Yeh tackles some subjects middle grade readers will easily identify with: shifting friendships, acceptance of others with differences, the addition of a baby to the family, and feelings of not fitting in. This is a fun novel and readers will love Bea and her honesty.
When Dimple Met Rishi by Sandhya Menon
I thought this was an adorably sweet romance featuring two Indian American teens that are trying to decide how much of their Indian culture will play a part in their American teen-age experience.
Dimple has no plans to date anyone soon - and she especially has not intentions of being a part of an arranged marriage. She is ecstatic when her parents agree to let her be a part of a six week coding camp and have a little freedom doing something she loves. When on the first day Rishi introduces himself to her by declaring her to be his future spouse, Dimple immediately realizes her parents agreed to the coding camp because the son of some Indian friends would also be attending - and this would be a way they could spend time together.
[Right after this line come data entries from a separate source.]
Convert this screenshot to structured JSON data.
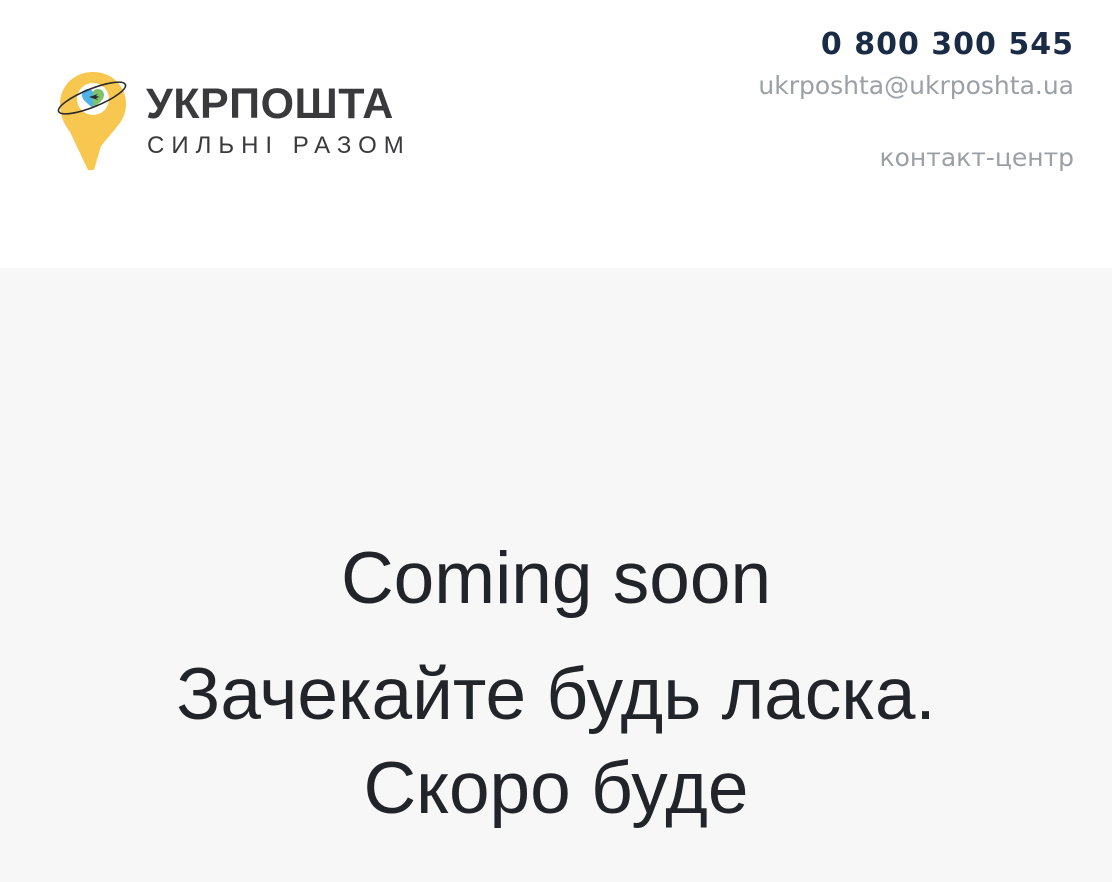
{
  "header": {
    "logo": {
      "name": "УКРПОШТА",
      "tagline": "СИЛЬНІ РАЗОМ",
      "colors": {
        "pin": "#f7c74f",
        "heart_left": "#4fb3e8",
        "heart_right": "#7cc36a",
        "ring": "#2b2b2b",
        "text": "#3a3a3c"
      }
    },
    "contacts": {
      "phone": "0 800 300 545",
      "email": "ukrposhta@ukrposhta.ua",
      "contact_center": "контакт-центр"
    }
  },
  "main": {
    "heading": "Coming soon",
    "message_line1": "Зачекайте будь ласка.",
    "message_line2": "Скоро буде"
  },
  "colors": {
    "header_background": "#ffffff",
    "main_background": "#f7f7f7",
    "phone_text": "#1a2b45",
    "muted_text": "#9aa0a6",
    "heading_text": "#212529"
  }
}
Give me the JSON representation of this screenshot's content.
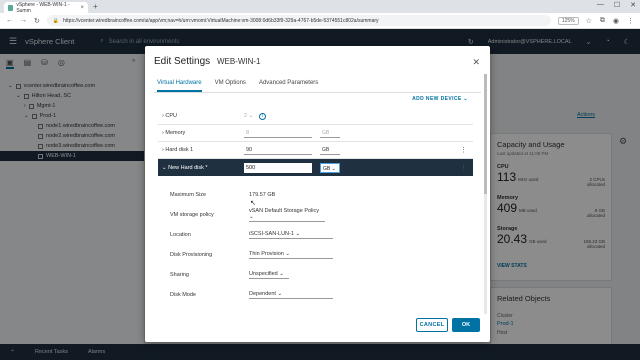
{
  "browser": {
    "tab_title": "vSphere - WEB-WIN-1 - Summ",
    "url": "https://vcenter.wiredbraincoffee.com/ui/app/vm;nav=h/urn:vmomi:VirtualMachine:vm-3008:0d6b33f9-329a-4767-b5de-5374551c802a/summary",
    "zoom": "125%"
  },
  "vsphere": {
    "title": "vSphere Client",
    "search_placeholder": "Search in all environments",
    "user": "Administrator@VSPHERE.LOCAL"
  },
  "tree": {
    "vcenter": "vcenter.wiredbraincoffee.com",
    "datacenter": "Hilton Head, SC",
    "cluster1": "Mgmt-1",
    "cluster2": "Prod-1",
    "node1": "node1.wiredbraincoffee.com",
    "node2": "node2.wiredbraincoffee.com",
    "node3": "node3.wiredbraincoffee.com",
    "vm": "WEB-WIN-1"
  },
  "background": {
    "actions": "Actions",
    "capacity_title": "Capacity and Usage",
    "capacity_updated": "Last updated at 11:08 PM",
    "cpu_label": "CPU",
    "cpu_value": "113",
    "cpu_unit": "MHz used",
    "cpu_alloc": "2 CPUs",
    "cpu_alloc_label": "allocated",
    "mem_label": "Memory",
    "mem_value": "409",
    "mem_unit": "MB used",
    "mem_alloc": "8 GB",
    "mem_alloc_label": "allocated",
    "storage_label": "Storage",
    "storage_value": "20.43",
    "storage_unit": "GB used",
    "storage_alloc": "188.23 GB",
    "storage_alloc_label": "allocated",
    "view_stats": "VIEW STATS",
    "related_title": "Related Objects",
    "cluster_label": "Cluster",
    "cluster_value": "Prod-1",
    "host_label": "Host"
  },
  "bottom": {
    "recent_tasks": "Recent Tasks",
    "alarms": "Alarms"
  },
  "dialog": {
    "title": "Edit Settings",
    "vm_name": "WEB-WIN-1",
    "tabs": [
      "Virtual Hardware",
      "VM Options",
      "Advanced Parameters"
    ],
    "add_new_device": "ADD NEW DEVICE",
    "cpu_label": "CPU",
    "cpu_value": "2",
    "memory_label": "Memory",
    "memory_value": "8",
    "memory_unit": "GB",
    "hd1_label": "Hard disk 1",
    "hd1_value": "90",
    "hd1_unit": "GB",
    "newhd_label": "New Hard disk *",
    "newhd_value": "500",
    "newhd_unit": "GB",
    "max_size_label": "Maximum Size",
    "max_size_value": "179.57 GB",
    "policy_label": "VM storage policy",
    "policy_value": "vSAN Default Storage Policy",
    "location_label": "Location",
    "location_value": "iSCSI-SAN-LUN-1",
    "provisioning_label": "Disk Provisioning",
    "provisioning_value": "Thin Provision",
    "sharing_label": "Sharing",
    "sharing_value": "Unspecified",
    "mode_label": "Disk Mode",
    "mode_value": "Dependent",
    "cancel": "CANCEL",
    "ok": "OK"
  }
}
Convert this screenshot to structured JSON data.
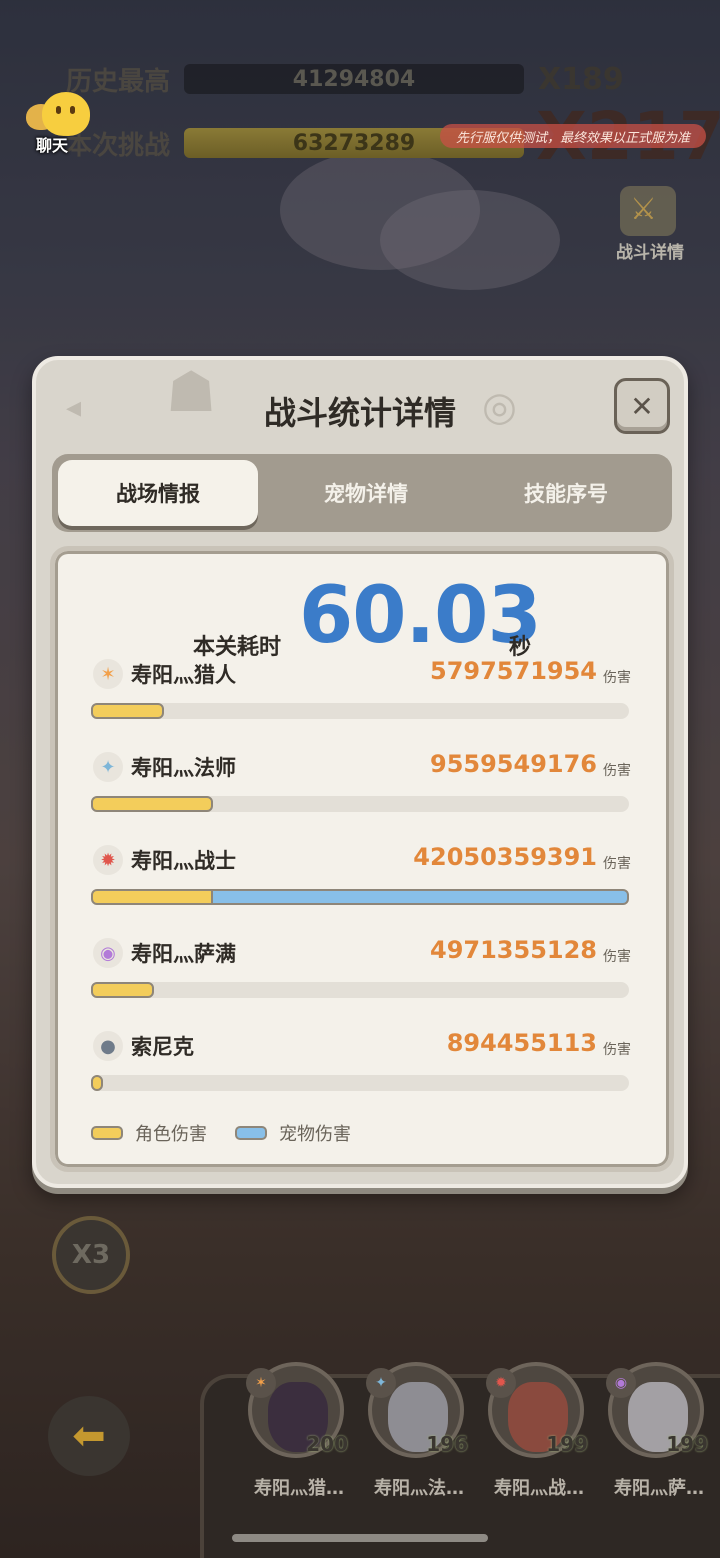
{
  "hud": {
    "best_label": "历史最高",
    "best_value": "41294804",
    "best_multiplier": "X189",
    "current_label": "本次挑战",
    "current_value": "63273289",
    "current_multiplier": "X217",
    "chat_label": "聊天",
    "test_notice": "先行服仅供测试，最终效果以正式服为准",
    "battle_detail_label": "战斗详情"
  },
  "dialog": {
    "title": "战斗统计详情",
    "close_symbol": "✕",
    "tabs": [
      {
        "label": "战场情报",
        "active": true
      },
      {
        "label": "宠物详情",
        "active": false
      },
      {
        "label": "技能序号",
        "active": false
      }
    ],
    "time_label": "本关耗时",
    "time_value": "60.03",
    "time_unit": "秒",
    "damage_unit": "伤害",
    "rows": [
      {
        "name": "寿阳灬猎人",
        "damage": "5797571954",
        "icon": "hunter-icon",
        "icon_glyph": "✶",
        "icon_color": "#f2a04a",
        "char_share": 0.135,
        "pet_share": 0
      },
      {
        "name": "寿阳灬法师",
        "damage": "9559549176",
        "icon": "mage-icon",
        "icon_glyph": "✦",
        "icon_color": "#7eb6d8",
        "char_share": 0.227,
        "pet_share": 0
      },
      {
        "name": "寿阳灬战士",
        "damage": "42050359391",
        "icon": "warrior-icon",
        "icon_glyph": "✹",
        "icon_color": "#e0564c",
        "char_share": 0.227,
        "pet_share": 0.773
      },
      {
        "name": "寿阳灬萨满",
        "damage": "4971355128",
        "icon": "shaman-icon",
        "icon_glyph": "◉",
        "icon_color": "#b27ad8",
        "char_share": 0.118,
        "pet_share": 0
      },
      {
        "name": "索尼克",
        "damage": "894455113",
        "icon": "pet-icon",
        "icon_glyph": "●",
        "icon_color": "#6f7b8a",
        "char_share": 0.021,
        "pet_share": 0
      }
    ],
    "legend": [
      {
        "label": "角色伤害",
        "color": "#f3cd5b"
      },
      {
        "label": "宠物伤害",
        "color": "#88bfe8"
      }
    ]
  },
  "bottom": {
    "speed_label": "X3",
    "back_glyph": "⬅",
    "heroes": [
      {
        "name": "寿阳灬猎…",
        "level": "200",
        "badge_glyph": "✶",
        "badge_color": "#f2a04a",
        "face_color": "#3b2e3e"
      },
      {
        "name": "寿阳灬法…",
        "level": "196",
        "badge_glyph": "✦",
        "badge_color": "#7eb6d8",
        "face_color": "#8e8d93"
      },
      {
        "name": "寿阳灬战…",
        "level": "199",
        "badge_glyph": "✹",
        "badge_color": "#e0564c",
        "face_color": "#8a4a3e"
      },
      {
        "name": "寿阳灬萨…",
        "level": "199",
        "badge_glyph": "◉",
        "badge_color": "#b27ad8",
        "face_color": "#a3a0a4"
      }
    ]
  }
}
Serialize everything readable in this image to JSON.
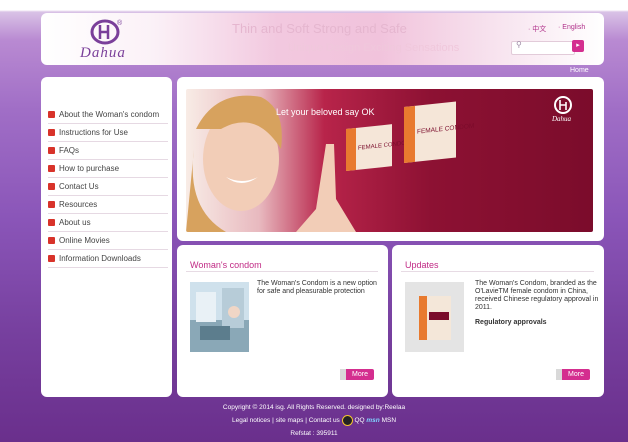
{
  "brand": {
    "name": "Dahua",
    "registered": "®"
  },
  "header": {
    "slogan_line1": "Thin and Soft Strong and Safe",
    "slogan_line2": "Unique Design  Exciting Sensations",
    "lang_cn": "中文",
    "lang_en": "English",
    "search": {
      "placeholder": "",
      "button": "▸"
    },
    "home": "Home"
  },
  "sidebar": {
    "items": [
      {
        "label": "About the Woman's condom"
      },
      {
        "label": "Instructions for Use"
      },
      {
        "label": "FAQs"
      },
      {
        "label": "How to purchase"
      },
      {
        "label": "Contact Us"
      },
      {
        "label": "Resources"
      },
      {
        "label": "About us"
      },
      {
        "label": "Online Movies"
      },
      {
        "label": "Information Downloads"
      }
    ]
  },
  "banner": {
    "headline": "Let your beloved say OK",
    "box_label_1": "FEMALE CONDOM",
    "box_label_2": "FEMALE CONDOM",
    "logo_text": "Dahua"
  },
  "womans_condom": {
    "title": "Woman's condom",
    "text": "The Woman's Condom is a new option for safe and pleasurable protection",
    "more": "More"
  },
  "updates": {
    "title": "Updates",
    "text": "The Woman's Condom, branded as the O'LavieTM female condom in China, received Chinese regulatory approval in 2011.",
    "link": "Regulatory approvals",
    "more": "More"
  },
  "footer": {
    "copyright": "Copyright © 2014 isg. All Rights Reserved. designed by:Reelaa",
    "legal": "Legal notices",
    "sitemap": "site maps",
    "contact": "Contact us",
    "qq": "QQ",
    "msn_logo": "msn",
    "msn": "MSN",
    "refstat": "Refstat : 395911"
  },
  "colors": {
    "accent": "#d42e8f",
    "bullet": "#d8332a",
    "title": "#c12a85"
  }
}
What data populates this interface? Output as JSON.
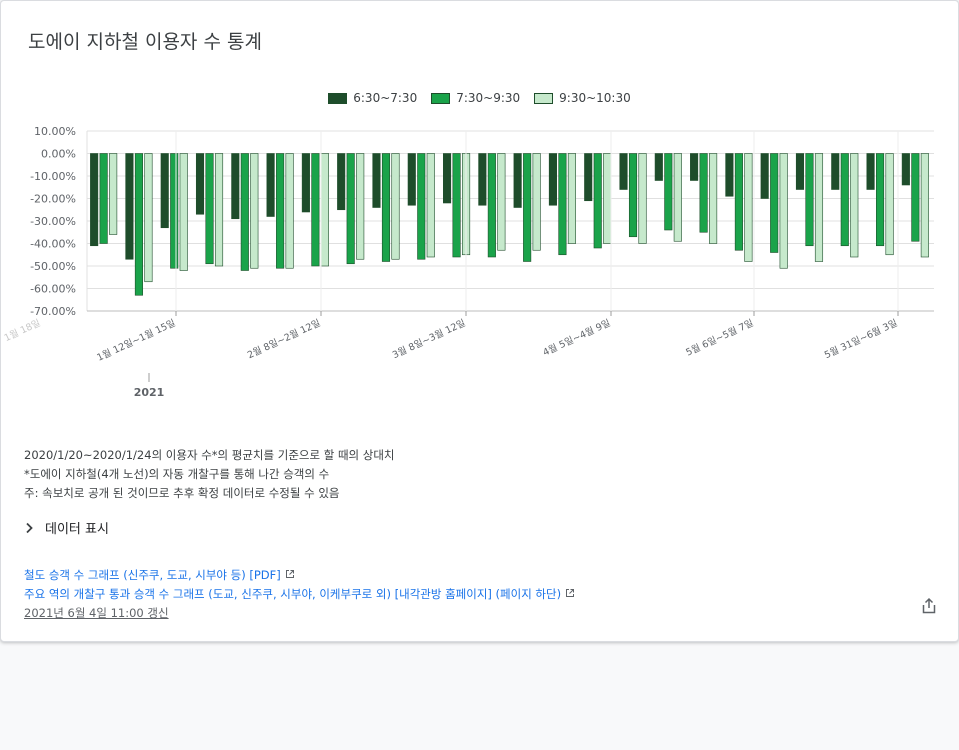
{
  "header": {
    "title": "도에이 지하철 이용자 수 통계"
  },
  "chart_data": {
    "type": "bar",
    "ylim": [
      -70,
      10
    ],
    "yticks": [
      "10.00%",
      "0.00%",
      "-10.00%",
      "-20.00%",
      "-30.00%",
      "-40.00%",
      "-50.00%",
      "-60.00%",
      "-70.00%"
    ],
    "xtick_labels": [
      "1월 18일",
      "1월 12일~1월 15일",
      "2월 8일~2월 12일",
      "3월 8일~3월 12일",
      "4월 5일~4월 9일",
      "5월 6일~5월 7일",
      "5월 31일~6월 3일"
    ],
    "year_label": "2021",
    "series": [
      {
        "name": "6:30~7:30",
        "color": "#1e4d2b",
        "values": [
          -41,
          -47,
          -33,
          -27,
          -29,
          -28,
          -26,
          -25,
          -24,
          -23,
          -22,
          -23,
          -24,
          -23,
          -21,
          -16,
          -12,
          -12,
          -19,
          -20,
          -16,
          -16,
          -16,
          -14
        ]
      },
      {
        "name": "7:30~9:30",
        "color": "#1aa34a",
        "values": [
          -40,
          -63,
          -51,
          -49,
          -52,
          -51,
          -50,
          -49,
          -48,
          -47,
          -46,
          -46,
          -48,
          -45,
          -42,
          -37,
          -34,
          -35,
          -43,
          -44,
          -41,
          -41,
          -41,
          -39
        ]
      },
      {
        "name": "9:30~10:30",
        "color": "#c6e9cc",
        "values": [
          -36,
          -57,
          -52,
          -50,
          -51,
          -51,
          -50,
          -47,
          -47,
          -46,
          -45,
          -43,
          -43,
          -40,
          -40,
          -40,
          -39,
          -40,
          -48,
          -51,
          -48,
          -46,
          -45,
          -46
        ]
      }
    ]
  },
  "notes": {
    "line1": "2020/1/20~2020/1/24의 이용자 수*의 평균치를 기준으로 할 때의 상대치",
    "line2": "*도에이 지하철(4개 노선)의 자동 개찰구를 통해 나간 승객의 수",
    "line3": "주: 속보치로 공개 된 것이므로 추후 확정 데이터로 수정될 수 있음"
  },
  "toggle": {
    "label": "데이터 표시"
  },
  "links": {
    "link1": "철도 승객 수 그래프 (신주쿠, 도교, 시부야 등) [PDF]",
    "link2": "주요 역의 개찰구 통과 승객 수 그래프 (도교, 신주쿠, 시부야, 이케부쿠로 외) [내각관방 홈페이지] (페이지 하단)",
    "updated": "2021년 6월 4일 11:00 갱신"
  },
  "icons": {
    "toggle": "chevron-right-icon",
    "external": "external-link-icon",
    "share": "share-icon"
  }
}
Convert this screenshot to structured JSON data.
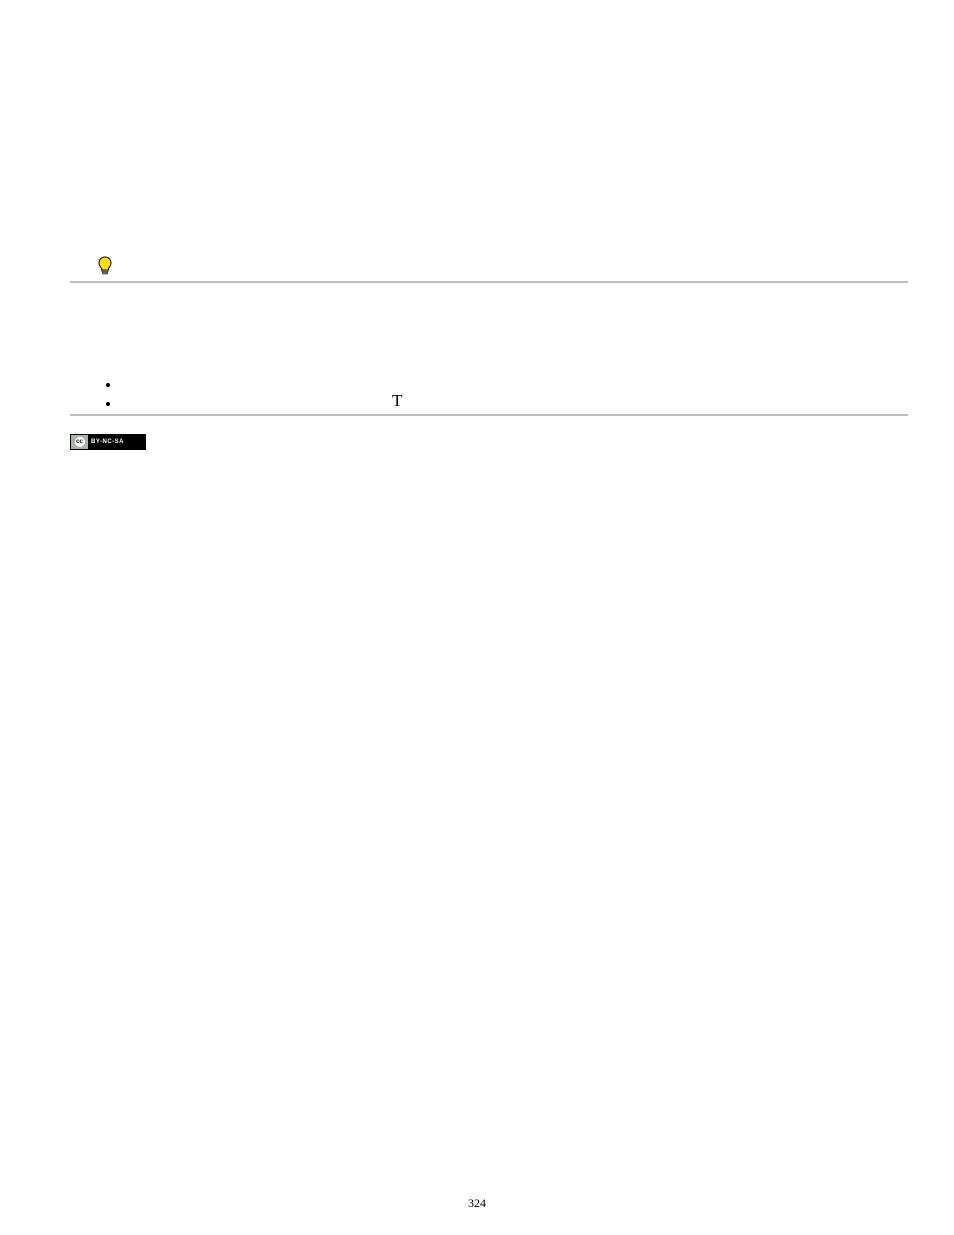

Dimple tries to get rid of Rishi at first, but soon his kindness becomes evident to her. Although some readers might consider this storyline predictable, I thoroughly enjoyed it. I liked how gentlemanly Rishi was and appreciated his respect for his parents and his culture. I also liked Dimple's need to find her own way and appreciated her pushing back a little when it came to acting like a traditional Indian female. Menon has plenty of other action in this novel. There are subplots involving the coding competition at the camp, Dimple's roommate, and Rishi's brother.
While other reviewers (at this point, anyway), aren't giving it as much love as I am, I think this is a great novel for middle school and high school readers. Although I'm not even close to my teen years anymore, I appreciated this book for the fun romance it is and enjoyed Menon's deeper message (intentional or not) of pursuing one's passions, and getting to know someone before you judge them.